The corporate disbursement market has long resisted reform, with more than half of U.S. consumers receiving at least one corporate payout via cash or check each year, according to Aite Group.
Though companies are well aware of speedier payment options, they tend to stick with slow, costly paper processes to skirt the need to collect bank account data from recipients, said Greg Bloh, president of Chattanooga, Tenn.-based payment processor TransCard LLC.
Bloh says he’s hit on a solution to the problem with Paynuver, a white-label approach that brings consumers deeper into the process by offering them a portal to pull the funds out.
“Instead of the payer integrating with the recipient’s details to send funds, the funds go to our portal, where consumers have a range of options for how they’d like to receive it,” Bloh said. “It’s much faster, more efficient, and it puts consumers in control.”
TransCard studied the corporate reimbursement market for more than two years to develop the self-serve platform called Paynuver, designed for corporations disbursing payments like one-time insurance settlements, rebates and other funds.
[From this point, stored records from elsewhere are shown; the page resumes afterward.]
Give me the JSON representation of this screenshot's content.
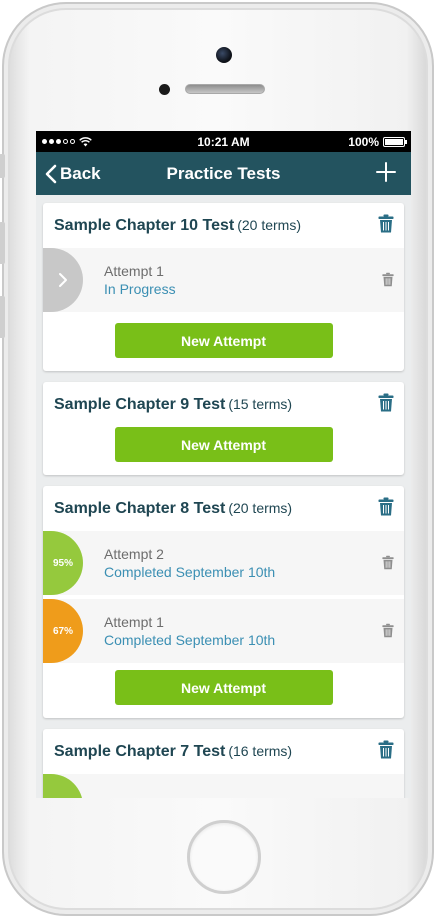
{
  "status_bar": {
    "time": "10:21 AM",
    "battery": "100%",
    "battery_level": 1.0
  },
  "nav": {
    "back_label": "Back",
    "title": "Practice Tests"
  },
  "colors": {
    "nav_background": "#23535f",
    "title_text": "#1f4652",
    "link_text": "#3b8fb3",
    "button_green": "#79bf18",
    "badge_gray": "#c8c8c8",
    "badge_green": "#95c93d",
    "badge_orange": "#ef9c1b"
  },
  "tests": [
    {
      "title": "Sample Chapter 10 Test",
      "terms": "(20 terms)",
      "attempts": [
        {
          "label": "Attempt 1",
          "status": "In Progress",
          "badge": "",
          "badge_icon": "chevron-right-icon"
        }
      ],
      "new_attempt_label": "New Attempt"
    },
    {
      "title": "Sample Chapter 9 Test",
      "terms": "(15 terms)",
      "attempts": [],
      "new_attempt_label": "New Attempt"
    },
    {
      "title": "Sample Chapter 8 Test",
      "terms": "(20 terms)",
      "attempts": [
        {
          "label": "Attempt 2",
          "status": "Completed September 10th",
          "badge": "95%",
          "score": 95
        },
        {
          "label": "Attempt 1",
          "status": "Completed September 10th",
          "badge": "67%",
          "score": 67
        }
      ],
      "new_attempt_label": "New Attempt"
    },
    {
      "title": "Sample Chapter 7 Test",
      "terms": "(16 terms)",
      "attempts": []
    }
  ],
  "icons": {
    "back": "chevron-left-icon",
    "add": "plus-icon",
    "delete": "trash-icon"
  }
}
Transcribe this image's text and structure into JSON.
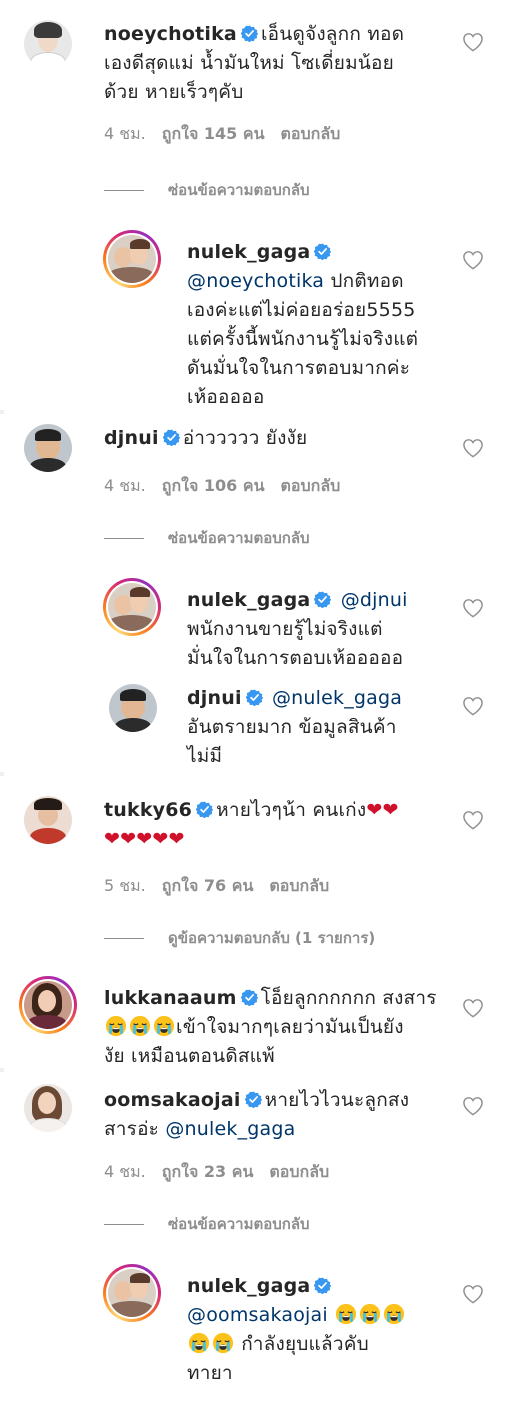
{
  "comments": [
    {
      "user": "noeychotika",
      "avatar_icon": "woman-portrait",
      "text_lines": [
        "เอ็นดูจังลูกก ทอด",
        "เองดีสุดแม่ น้ำมันใหม่ โซเดี่ยมน้อย",
        "ด้วย หายเร็วๆคับ"
      ],
      "time": "4 ชม.",
      "likes": "ถูกใจ 145 คน",
      "reply": "ตอบกลับ",
      "toggle": "ซ่อนข้อความตอบกลับ"
    },
    {
      "user": "nulek_gaga",
      "avatar_icon": "two-people-portrait",
      "mention": "@noeychotika",
      "text_lines": [
        " ปกติทอด",
        "เองค่ะแต่ไม่ค่อยอร่อย5555",
        "แต่ครั้งนี้พนักงานรู้ไม่จริงแต่",
        "ดันมั่นใจในการตอบมากค่ะ",
        "เห้อออออ"
      ]
    },
    {
      "user": "djnui",
      "avatar_icon": "man-smiling-portrait",
      "text_lines": [
        "อ่าววววว ยังงัย"
      ],
      "time": "4 ชม.",
      "likes": "ถูกใจ 106 คน",
      "reply": "ตอบกลับ",
      "toggle": "ซ่อนข้อความตอบกลับ"
    },
    {
      "user": "nulek_gaga",
      "avatar_icon": "two-people-portrait",
      "mention": "@djnui",
      "text_lines": [
        "พนักงานขายรู้ไม่จริงแต่",
        "มั่นใจในการตอบเห้อออออ"
      ]
    },
    {
      "user": "djnui",
      "avatar_icon": "man-smiling-portrait",
      "mention": "@nulek_gaga",
      "text_lines": [
        "อันตรายมาก ข้อมูลสินค้า",
        "ไม่มี"
      ]
    },
    {
      "user": "tukky66",
      "avatar_icon": "woman-portrait",
      "text_lines": [
        "หายไวๆน้า คนเก่ง"
      ],
      "time": "5 ชม.",
      "likes": "ถูกใจ 76 คน",
      "reply": "ตอบกลับ",
      "toggle": "ดูข้อความตอบกลับ (1 รายการ)"
    },
    {
      "user": "lukkanaaum",
      "avatar_icon": "woman-portrait",
      "text_lines": [
        "โอ็ยลูกกกกกก สงสาร",
        "เข้าใจมากๆเลยว่ามันเป็นยัง",
        "งัย เหมือนตอนดิสแพ้"
      ]
    },
    {
      "user": "oomsakaojai",
      "avatar_icon": "woman-portrait",
      "text_lines": [
        "หายไวไวนะลูกสง",
        "สารอ่ะ"
      ],
      "mention": "@nulek_gaga",
      "time": "4 ชม.",
      "likes": "ถูกใจ 23 คน",
      "reply": "ตอบกลับ",
      "toggle": "ซ่อนข้อความตอบกลับ"
    },
    {
      "user": "nulek_gaga",
      "avatar_icon": "two-people-portrait",
      "mention": "@oomsakaojai",
      "text_lines": [
        "กำลังยุบแล้วคับ",
        "ทายา"
      ]
    }
  ],
  "icons": {
    "like": "heart-outline-icon",
    "verified": "verified-badge-icon",
    "emoji_heart": "red-heart-emoji",
    "emoji_sob": "loudly-crying-face-emoji"
  },
  "colors": {
    "verified": "#3897f0",
    "mention": "#003569",
    "meta": "#8e8e8e",
    "emoji_heart": "#d0112b"
  }
}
Corporate disbursements, which exceed 1.9 billion annually, include about 20 types of payments and total roughly $5.8 trillion, according to a December 2015 Aite study.
Federal and state tax refunds represent the largest chunk of disbursements. And there’s downward pressure on checks, with business-to-consumer check payments declining 16% between 2009 and 2012. But corporations still account for 995 million payments adding up to $3.6 trillion, Aite said.
“Business-to-consumer disbursements are one of the last payment segments to fully adopt electronic payments,” said Talie Baker, a senior Aite analyst, in the report.
With Paynuver, consumers expecting a corporate disbursement receive an email notification from the payer, via Paynuver, alerting them of available funds. The email directs consumers to TransCard’s Paynuver portal, where they select how they want to get paid.
Paynuver supports all types of payments, including ACH and or a check, if the consumer prefers it. But the most popular approach is a virtual prepaid card account, according to Bloh, based on early feedback since TransCard began testing the product in January.
“Given the choice, most recipients would rather get a virtual account number so they can spend the funds immediately,” Bloh said.
Checks also are quickly losing popularity, especially with younger adults, according to Bloh. However, with rising publicity around payments fraud, many consumers are reluctant to share their bank account details, even for business-to-consumer payments, he said.
Paynuver’s major advantage for payers is cost savings, Bloh said. The cost of a typical corporate disbursement payment via check is between $3 and $4, while ACH transactions cost 50 cents or more, Bloh said.
Paynuver’s approach reduces the cost of individual disbursements to a few cents or less, based on various factors including interchange rates for payment cards, he said.
Acting as the processor and program manager, TransCard provides prepaid card accounts through its relationships with banks, plus Visa, MasterCard and Discover. The company supports reloadable prepaid cards including payroll, gift, incentive and virtual cards, Bloh said.
The other twist Paynuver brings to the corporate disbursement payments process is richer details about the payment itself. These details are usually lacking in paper-based corporate disbursement processes, according to Bloh.
“Instead of getting a mysterious check or ACH deposit, Paynuver includes full details of the purpose and amount of the payment, whether it’s an explanation of benefits, a pay stub or a receipt,” Bloh said. This reduces additional costs to payers by eliminating many questions and calls to track and explain each payment, he said.
For insurance payouts, Paynuver supports electronic signatures in cases where a mortgage insurer and a homeowner both must sign to release the funds. “We think the workflow we’ve built into Paynuver for electronic signatures is novel and will reduce a huge amount of costs involved in finalizing insurance payments in particular,” he said.
Paynuver works with payers’ existing disbursement payment systems, according to Bloh. Payers provide TransCard with the recipient’s email address from the payer, and business rules enable Paynuver to establish default processes in case the consumer can’t access email.
“We provide options for recipients to receive texts, and we can notify them of their payment status through six emails and three cell phone numbers, if needed,” Bloh adds.
Paynuver also provides an opportunity for financial institutions to cross-sell corporate disbursement services to business clients, Bloh suggests. TransCard provides prepaid card programs to more than 250 U.S. financial institutions through partnerships with the American Bankers Association and Jack Henry & Associates.
“Virtual prepaid accounts are continuing to evolve, and we see a lot of opportunity for them to solve problems like business-to-consumer payments,” Bloh said.